A sequence of fig’s genome was successfully decoded for the first time in the world jointly by Fukuoka Agriculture and Forestry Research Center operated by the Fukuoka Prefectural Government in Chikushino city, Kazusa DNA Research Institute based at Kisarazu city, Chiba prefecture, and Kyushu University.
Researchers of the Fukuoka Research Center expect that the latest genome decoding will make it possible for them to shorten the time of fig plant breeding approximately from 15 to 7 years.
It is also expected that presence of a gene controlling a shape and sweet taste of a fig fruit will be identified at a stage of seedling of a fig plant.
It has been so far impossible until their fruits are examined to find out whether fig plants for new variety candidates have favorable natures or not.
Areas of fig orchards in Fukuoka prefecture rank second in Japan. Officials of the Fukuoka Prefectural Government are eager to expand fig producing areas in the prefecture, saying “We wish to create fig varieties with new excellent features by applying the result of the latest research.”
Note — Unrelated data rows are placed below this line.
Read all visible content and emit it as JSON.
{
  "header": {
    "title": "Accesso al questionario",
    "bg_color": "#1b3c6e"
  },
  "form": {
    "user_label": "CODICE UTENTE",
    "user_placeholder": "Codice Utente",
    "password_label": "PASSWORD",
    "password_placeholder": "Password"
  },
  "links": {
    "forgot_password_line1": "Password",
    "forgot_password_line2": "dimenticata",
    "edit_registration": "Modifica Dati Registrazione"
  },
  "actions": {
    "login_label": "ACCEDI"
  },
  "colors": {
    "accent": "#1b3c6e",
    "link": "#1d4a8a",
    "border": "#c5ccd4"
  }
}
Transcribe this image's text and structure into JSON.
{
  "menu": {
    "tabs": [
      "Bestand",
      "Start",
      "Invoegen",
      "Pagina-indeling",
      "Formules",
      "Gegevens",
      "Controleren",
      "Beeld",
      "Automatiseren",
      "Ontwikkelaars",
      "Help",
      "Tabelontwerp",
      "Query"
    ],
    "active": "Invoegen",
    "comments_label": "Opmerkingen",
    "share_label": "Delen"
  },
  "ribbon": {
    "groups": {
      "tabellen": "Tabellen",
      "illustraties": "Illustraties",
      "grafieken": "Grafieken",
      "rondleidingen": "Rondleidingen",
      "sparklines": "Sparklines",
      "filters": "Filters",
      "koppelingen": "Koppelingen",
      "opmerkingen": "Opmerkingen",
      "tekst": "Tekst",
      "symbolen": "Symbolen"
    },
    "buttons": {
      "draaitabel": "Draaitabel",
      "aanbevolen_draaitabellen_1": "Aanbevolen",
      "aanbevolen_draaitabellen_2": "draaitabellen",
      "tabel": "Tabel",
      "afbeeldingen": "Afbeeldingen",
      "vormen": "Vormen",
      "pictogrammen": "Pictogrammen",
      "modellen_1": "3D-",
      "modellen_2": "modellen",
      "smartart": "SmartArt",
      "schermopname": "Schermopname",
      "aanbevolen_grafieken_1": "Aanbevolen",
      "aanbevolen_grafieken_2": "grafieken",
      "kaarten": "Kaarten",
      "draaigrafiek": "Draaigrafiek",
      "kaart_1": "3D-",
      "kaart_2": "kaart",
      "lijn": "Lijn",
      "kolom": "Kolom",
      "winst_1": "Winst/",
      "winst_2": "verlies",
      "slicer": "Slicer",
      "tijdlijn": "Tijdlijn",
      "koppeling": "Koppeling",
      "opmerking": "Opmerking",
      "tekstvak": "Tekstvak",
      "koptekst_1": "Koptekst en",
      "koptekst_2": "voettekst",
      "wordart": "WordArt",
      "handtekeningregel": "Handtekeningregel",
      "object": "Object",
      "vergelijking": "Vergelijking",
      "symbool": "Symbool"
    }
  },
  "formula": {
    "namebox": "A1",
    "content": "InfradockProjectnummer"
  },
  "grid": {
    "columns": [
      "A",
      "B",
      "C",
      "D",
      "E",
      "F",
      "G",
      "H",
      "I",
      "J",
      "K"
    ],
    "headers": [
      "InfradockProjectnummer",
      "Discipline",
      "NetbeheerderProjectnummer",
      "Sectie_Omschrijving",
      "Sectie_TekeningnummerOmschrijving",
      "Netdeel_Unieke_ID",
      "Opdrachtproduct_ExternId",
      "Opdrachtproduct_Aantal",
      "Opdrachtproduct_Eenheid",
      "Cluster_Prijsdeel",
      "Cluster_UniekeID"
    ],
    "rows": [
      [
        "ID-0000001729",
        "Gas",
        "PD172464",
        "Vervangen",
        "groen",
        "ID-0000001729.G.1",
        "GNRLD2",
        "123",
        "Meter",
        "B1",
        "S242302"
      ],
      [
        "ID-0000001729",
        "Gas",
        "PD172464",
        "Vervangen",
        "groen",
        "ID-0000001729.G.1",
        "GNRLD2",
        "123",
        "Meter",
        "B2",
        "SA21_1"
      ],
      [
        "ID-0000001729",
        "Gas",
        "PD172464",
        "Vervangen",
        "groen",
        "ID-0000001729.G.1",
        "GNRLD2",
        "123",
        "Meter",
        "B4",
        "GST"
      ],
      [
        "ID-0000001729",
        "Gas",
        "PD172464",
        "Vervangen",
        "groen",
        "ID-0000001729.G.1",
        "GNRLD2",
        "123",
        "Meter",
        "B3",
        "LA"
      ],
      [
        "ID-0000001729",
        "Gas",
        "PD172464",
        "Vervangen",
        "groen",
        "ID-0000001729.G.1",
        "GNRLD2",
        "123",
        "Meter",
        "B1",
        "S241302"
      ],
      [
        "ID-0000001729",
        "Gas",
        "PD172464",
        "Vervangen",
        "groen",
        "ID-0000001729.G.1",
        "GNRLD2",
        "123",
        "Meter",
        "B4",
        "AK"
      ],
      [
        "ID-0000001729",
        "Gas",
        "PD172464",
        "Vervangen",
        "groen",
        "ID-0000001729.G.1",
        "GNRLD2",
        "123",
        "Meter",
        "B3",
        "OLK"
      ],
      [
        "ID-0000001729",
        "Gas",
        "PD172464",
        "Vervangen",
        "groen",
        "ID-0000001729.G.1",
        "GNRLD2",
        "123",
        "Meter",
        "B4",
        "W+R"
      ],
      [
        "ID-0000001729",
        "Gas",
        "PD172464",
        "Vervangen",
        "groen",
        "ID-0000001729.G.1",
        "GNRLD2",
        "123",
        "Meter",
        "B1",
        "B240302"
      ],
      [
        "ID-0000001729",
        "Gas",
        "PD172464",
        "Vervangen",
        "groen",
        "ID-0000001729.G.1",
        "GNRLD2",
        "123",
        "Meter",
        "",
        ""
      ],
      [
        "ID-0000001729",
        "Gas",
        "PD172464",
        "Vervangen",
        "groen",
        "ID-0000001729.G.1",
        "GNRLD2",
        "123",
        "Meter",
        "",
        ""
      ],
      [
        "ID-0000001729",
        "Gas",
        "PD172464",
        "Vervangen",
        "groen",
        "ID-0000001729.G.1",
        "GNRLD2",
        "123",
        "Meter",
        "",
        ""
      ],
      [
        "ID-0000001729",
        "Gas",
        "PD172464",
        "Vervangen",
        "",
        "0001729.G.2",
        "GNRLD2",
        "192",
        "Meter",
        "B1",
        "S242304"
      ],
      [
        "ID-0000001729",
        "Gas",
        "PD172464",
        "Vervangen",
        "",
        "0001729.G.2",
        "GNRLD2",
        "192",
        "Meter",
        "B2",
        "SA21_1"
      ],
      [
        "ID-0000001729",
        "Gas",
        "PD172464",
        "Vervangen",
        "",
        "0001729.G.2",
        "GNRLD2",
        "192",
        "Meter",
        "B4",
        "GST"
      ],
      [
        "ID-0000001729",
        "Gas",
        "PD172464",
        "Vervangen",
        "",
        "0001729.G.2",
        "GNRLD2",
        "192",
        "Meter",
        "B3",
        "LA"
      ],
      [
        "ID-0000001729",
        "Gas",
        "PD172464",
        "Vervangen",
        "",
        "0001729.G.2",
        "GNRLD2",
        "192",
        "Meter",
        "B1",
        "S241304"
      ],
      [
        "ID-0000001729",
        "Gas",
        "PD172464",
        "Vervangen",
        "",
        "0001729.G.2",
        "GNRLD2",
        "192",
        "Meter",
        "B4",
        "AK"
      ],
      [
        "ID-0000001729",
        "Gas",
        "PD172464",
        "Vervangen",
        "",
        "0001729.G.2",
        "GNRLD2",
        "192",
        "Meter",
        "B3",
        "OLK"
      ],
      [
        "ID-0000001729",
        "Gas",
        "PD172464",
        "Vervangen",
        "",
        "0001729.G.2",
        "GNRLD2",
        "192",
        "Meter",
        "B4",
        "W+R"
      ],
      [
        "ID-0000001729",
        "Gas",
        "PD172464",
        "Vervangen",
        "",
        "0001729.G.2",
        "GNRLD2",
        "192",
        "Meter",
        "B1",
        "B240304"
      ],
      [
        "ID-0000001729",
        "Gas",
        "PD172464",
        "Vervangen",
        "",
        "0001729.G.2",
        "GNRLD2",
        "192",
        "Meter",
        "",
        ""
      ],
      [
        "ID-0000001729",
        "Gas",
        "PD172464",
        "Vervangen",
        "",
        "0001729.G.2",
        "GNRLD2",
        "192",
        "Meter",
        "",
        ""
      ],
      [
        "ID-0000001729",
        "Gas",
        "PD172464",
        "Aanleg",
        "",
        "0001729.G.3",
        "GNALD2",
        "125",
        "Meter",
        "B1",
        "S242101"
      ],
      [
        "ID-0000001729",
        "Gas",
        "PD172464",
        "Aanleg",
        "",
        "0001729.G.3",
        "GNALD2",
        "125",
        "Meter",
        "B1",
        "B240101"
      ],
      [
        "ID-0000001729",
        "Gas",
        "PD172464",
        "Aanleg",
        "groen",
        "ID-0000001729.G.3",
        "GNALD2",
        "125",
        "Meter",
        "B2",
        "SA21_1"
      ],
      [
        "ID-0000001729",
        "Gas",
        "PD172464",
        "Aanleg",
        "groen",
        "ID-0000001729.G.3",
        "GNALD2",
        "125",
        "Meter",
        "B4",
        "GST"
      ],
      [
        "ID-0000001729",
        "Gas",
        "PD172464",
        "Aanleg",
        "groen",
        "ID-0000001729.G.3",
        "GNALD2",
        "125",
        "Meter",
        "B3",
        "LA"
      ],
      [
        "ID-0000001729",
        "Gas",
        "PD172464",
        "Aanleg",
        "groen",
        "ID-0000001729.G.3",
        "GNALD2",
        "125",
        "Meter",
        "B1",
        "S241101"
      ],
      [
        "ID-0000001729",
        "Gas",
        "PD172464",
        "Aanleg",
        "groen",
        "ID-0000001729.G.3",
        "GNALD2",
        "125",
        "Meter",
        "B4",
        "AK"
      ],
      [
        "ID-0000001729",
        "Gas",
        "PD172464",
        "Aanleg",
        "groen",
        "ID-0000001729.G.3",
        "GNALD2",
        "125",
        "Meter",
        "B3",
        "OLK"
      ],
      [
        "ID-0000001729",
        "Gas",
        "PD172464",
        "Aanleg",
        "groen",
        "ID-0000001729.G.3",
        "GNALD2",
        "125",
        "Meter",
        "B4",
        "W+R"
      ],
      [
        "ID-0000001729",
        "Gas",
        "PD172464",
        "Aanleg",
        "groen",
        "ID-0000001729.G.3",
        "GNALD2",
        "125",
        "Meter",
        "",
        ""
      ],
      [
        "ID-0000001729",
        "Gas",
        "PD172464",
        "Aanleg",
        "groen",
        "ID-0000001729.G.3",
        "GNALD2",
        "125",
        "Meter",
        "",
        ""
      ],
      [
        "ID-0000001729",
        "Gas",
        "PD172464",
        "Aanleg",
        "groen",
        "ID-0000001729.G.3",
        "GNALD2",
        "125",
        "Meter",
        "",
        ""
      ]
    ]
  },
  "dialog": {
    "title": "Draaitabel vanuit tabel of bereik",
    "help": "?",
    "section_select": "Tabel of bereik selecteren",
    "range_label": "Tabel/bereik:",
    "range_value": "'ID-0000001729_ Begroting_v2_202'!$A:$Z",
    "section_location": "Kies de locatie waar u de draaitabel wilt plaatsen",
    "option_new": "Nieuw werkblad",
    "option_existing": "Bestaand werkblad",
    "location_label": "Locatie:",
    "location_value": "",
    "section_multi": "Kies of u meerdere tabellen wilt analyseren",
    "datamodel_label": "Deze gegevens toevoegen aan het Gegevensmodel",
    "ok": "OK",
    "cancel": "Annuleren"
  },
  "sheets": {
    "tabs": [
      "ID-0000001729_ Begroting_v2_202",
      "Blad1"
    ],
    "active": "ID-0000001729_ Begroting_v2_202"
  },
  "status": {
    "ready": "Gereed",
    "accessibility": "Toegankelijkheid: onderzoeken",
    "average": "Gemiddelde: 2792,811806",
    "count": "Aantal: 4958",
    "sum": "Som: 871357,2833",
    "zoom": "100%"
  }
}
The research was publicized late January in the British Science Magazine “Scientific Reports.”